Sunday, July 5, 2009

A Couple CA Articles

This month is the Communication Arts Annual Illustration issue. They had a couple of interesting articles:

This one called Riding the Wave I found rather depressing in a lot of ways because it seems to indicate that a career as an illustrator is over. Maybe I read it wrong but I am curious what others think...

On a different subject, they also have an article about pitching a graphic novel to a publisher. It is not online yet but I will post a link if they put it up.

By the way, was anyone local in the annual?


  1. A little depressing. But we're all experiencing the bottom of that wave to some degree, and I don't see that she's saying it's over. Just changing-big time. I also think it was a big plug for the program-which does sound great-so a little emphasis on the down might push more people into looking at it. I find myself thinking a lot about getting an MFA in Writing for children. I have so many stories in various stages that to just work on them would be wonderful.

  2. I'm lucky to have switched to a day job 7 years ago. It's scary that offers for illustration jobs are almost 1/2 of what I was making when I first started freelancing 9 years ago, plus clients want more rights. I'm able to turn these down now, but I know there are plenty of us out there who can't.
    All I can say is hang in there. When this turns around, companies will probably bring back the creative budget or re-hire the creative departments that they gave the boot to as the axe began to fall.

  3. It's the first two paragraphs that are a little bleak, but no worse than we already know by experience and instinct.

    This MFA program gives illustrators an opportunity to create their dream work. It is also preparing them for a career in teaching art. Is this a good idea?

    The academic world is already contracting. With the job opportunities for artists also shrinking, isn't it a safe assumption that in the future there will be FEWER positions for art teachers?

  4. That is a good point Brian. Universities are like everyone else cutting where they can.

    Ursula Roma, an illustrator in Northside, is attending the Harford intensive. Maybe I can coax her to do a blog post about it when she is finished. :)

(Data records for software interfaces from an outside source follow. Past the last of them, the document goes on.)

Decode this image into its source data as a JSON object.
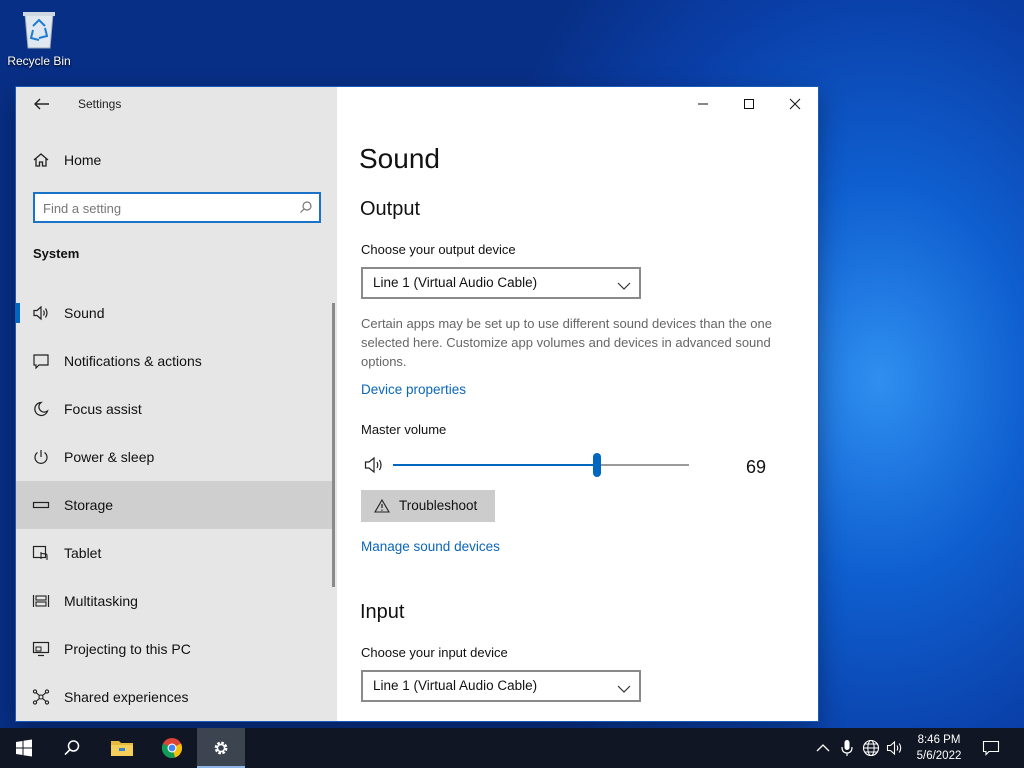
{
  "desktop": {
    "recycle_bin_label": "Recycle Bin"
  },
  "window": {
    "app_title": "Settings",
    "controls": {
      "minimize": "minimize",
      "maximize": "maximize",
      "close": "close"
    }
  },
  "sidebar": {
    "home_label": "Home",
    "search_placeholder": "Find a setting",
    "section_label": "System",
    "items": [
      {
        "label": "Sound",
        "icon": "speaker-icon",
        "active": true
      },
      {
        "label": "Notifications & actions",
        "icon": "notification-icon"
      },
      {
        "label": "Focus assist",
        "icon": "moon-icon"
      },
      {
        "label": "Power & sleep",
        "icon": "power-icon"
      },
      {
        "label": "Storage",
        "icon": "storage-icon",
        "hover": true
      },
      {
        "label": "Tablet",
        "icon": "tablet-icon"
      },
      {
        "label": "Multitasking",
        "icon": "multitasking-icon"
      },
      {
        "label": "Projecting to this PC",
        "icon": "projecting-icon"
      },
      {
        "label": "Shared experiences",
        "icon": "shared-experiences-icon"
      }
    ]
  },
  "content": {
    "title": "Sound",
    "output": {
      "heading": "Output",
      "device_label": "Choose your output device",
      "device_value": "Line 1 (Virtual Audio Cable)",
      "description": "Certain apps may be set up to use different sound devices than the one selected here. Customize app volumes and devices in advanced sound options.",
      "device_properties_link": "Device properties",
      "master_volume_label": "Master volume",
      "master_volume_value": "69",
      "volume_level": 0.69,
      "troubleshoot_label": "Troubleshoot",
      "manage_devices_link": "Manage sound devices"
    },
    "input": {
      "heading": "Input",
      "device_label": "Choose your input device",
      "device_value": "Line 1 (Virtual Audio Cable)"
    }
  },
  "taskbar": {
    "time": "8:46 PM",
    "date": "5/6/2022",
    "accent": "#0067c0"
  }
}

  5. This article could have been written 10 years ago, and yes, it is pretty much a plug for the MFA program. There are lots of reasons why it's hard to make a living at Illustration, but it comes down to supply and demand. There are too many illustrators out there for the amt of work.

    In a bad economy, it's possible that the demand for illustration actually increases, as work goes from more-expensive photography to less-expensive illustration. I think it's great that you can go back to school and learn to draw like your heroes, but is this program teaching artists basic business skills, or how to find new markets, or even how to write up a contract?

    BTW, we can't simultaneously shake our fists at clients for wanting all the rights and blame stock-houses for taking all our work. If clients need original work with all the copyrights, then we are no longer competing with stock. We are competing among ourselves. We all need to get sensitive to what copyrights mean and get paid for relinquishing them.

    I'd be curious to hear Scott's comments.

  6. Tuition for the 2007-2008 program year (summer, fall and spring) is $17,160.

  7. I should clarify part of my previous comment:

    If there are some brilliant visually-oriented minds out there avoiding illustration because someone told them it's not a viable way to make a living, then there may be too FEW illustrators. Anyone who feels a real compulsion to create should give it a shot. At the same time, kids looking into illustration as a career, thinking it's all fun and glamour should know about the downsides as well as the upsides.

    That being said, there ARE too many lawyers out there. :-)